[Page and application data records]
"""

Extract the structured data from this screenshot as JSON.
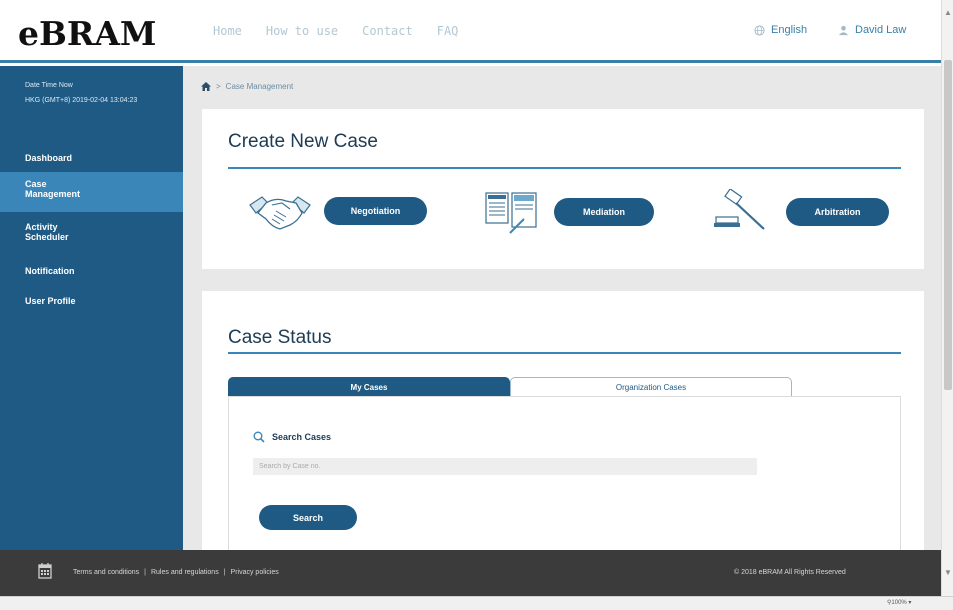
{
  "header": {
    "logo": "eBRAM",
    "nav": [
      "Home",
      "How to use",
      "Contact",
      "FAQ"
    ],
    "language": "English",
    "user": "David Law"
  },
  "sidebar": {
    "datetime_label": "Date Time Now",
    "datetime_value": "HKG (GMT+8) 2019-02-04 13:04:23",
    "items": [
      {
        "label": "Dashboard"
      },
      {
        "label": "Case Management"
      },
      {
        "label": "Activity Scheduler"
      },
      {
        "label": "Notification"
      },
      {
        "label": "User Profile"
      }
    ]
  },
  "breadcrumb": {
    "separator": ">",
    "current": "Case Management"
  },
  "create_case": {
    "title": "Create New Case",
    "types": [
      {
        "label": "Negotiation",
        "icon": "handshake-icon"
      },
      {
        "label": "Mediation",
        "icon": "document-sign-icon"
      },
      {
        "label": "Arbitration",
        "icon": "gavel-icon"
      }
    ]
  },
  "case_status": {
    "title": "Case Status",
    "tabs": [
      {
        "label": "My Cases",
        "active": true
      },
      {
        "label": "Organization Cases",
        "active": false
      }
    ],
    "search_label": "Search Cases",
    "search_placeholder": "Search by Case no.",
    "search_button": "Search"
  },
  "footer": {
    "links": [
      "Terms and conditions",
      "Rules and regulations",
      "Privacy policies"
    ],
    "separator": "|",
    "copyright": "© 2018 eBRAM All Rights Reserved"
  },
  "statusbar": {
    "zoom": "100%"
  },
  "colors": {
    "primary": "#1f5a84",
    "accent": "#3a86b9",
    "footer": "#3b3b3b"
  }
}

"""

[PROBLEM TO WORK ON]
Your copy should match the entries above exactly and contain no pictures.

[RESULT OF THIS EXERCISE]
Extract the structured data from this screenshot as JSON.
{
  "header": {
    "logo": "eBRAM",
    "nav": [
      "Home",
      "How to use",
      "Contact",
      "FAQ"
    ],
    "language": "English",
    "user": "David Law"
  },
  "sidebar": {
    "datetime_label": "Date Time Now",
    "datetime_value": "HKG (GMT+8) 2019-02-04 13:04:23",
    "items": [
      {
        "label": "Dashboard"
      },
      {
        "label": "Case Management"
      },
      {
        "label": "Activity Scheduler"
      },
      {
        "label": "Notification"
      },
      {
        "label": "User Profile"
      }
    ]
  },
  "breadcrumb": {
    "separator": ">",
    "current": "Case Management"
  },
  "create_case": {
    "title": "Create New Case",
    "types": [
      {
        "label": "Negotiation",
        "icon": "handshake-icon"
      },
      {
        "label": "Mediation",
        "icon": "document-sign-icon"
      },
      {
        "label": "Arbitration",
        "icon": "gavel-icon"
      }
    ]
  },
  "case_status": {
    "title": "Case Status",
    "tabs": [
      {
        "label": "My Cases",
        "active": true
      },
      {
        "label": "Organization Cases",
        "active": false
      }
    ],
    "search_label": "Search Cases",
    "search_placeholder": "Search by Case no.",
    "search_button": "Search"
  },
  "footer": {
    "links": [
      "Terms and conditions",
      "Rules and regulations",
      "Privacy policies"
    ],
    "separator": "|",
    "copyright": "© 2018 eBRAM All Rights Reserved"
  },
  "statusbar": {
    "zoom": "100%"
  },
  "colors": {
    "primary": "#1f5a84",
    "accent": "#3a86b9",
    "footer": "#3b3b3b"
  }
}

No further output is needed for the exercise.